[Component data from apps and pages]
----------------
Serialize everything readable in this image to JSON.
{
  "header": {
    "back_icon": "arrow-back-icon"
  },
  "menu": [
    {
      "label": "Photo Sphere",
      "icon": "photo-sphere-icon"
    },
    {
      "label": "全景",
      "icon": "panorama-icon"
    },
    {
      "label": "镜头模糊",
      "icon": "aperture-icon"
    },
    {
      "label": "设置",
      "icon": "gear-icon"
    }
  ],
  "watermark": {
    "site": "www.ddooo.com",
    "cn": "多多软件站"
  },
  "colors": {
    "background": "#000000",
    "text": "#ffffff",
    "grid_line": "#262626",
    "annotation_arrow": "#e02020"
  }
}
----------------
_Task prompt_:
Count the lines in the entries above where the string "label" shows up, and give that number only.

_Result for this exercise_:
4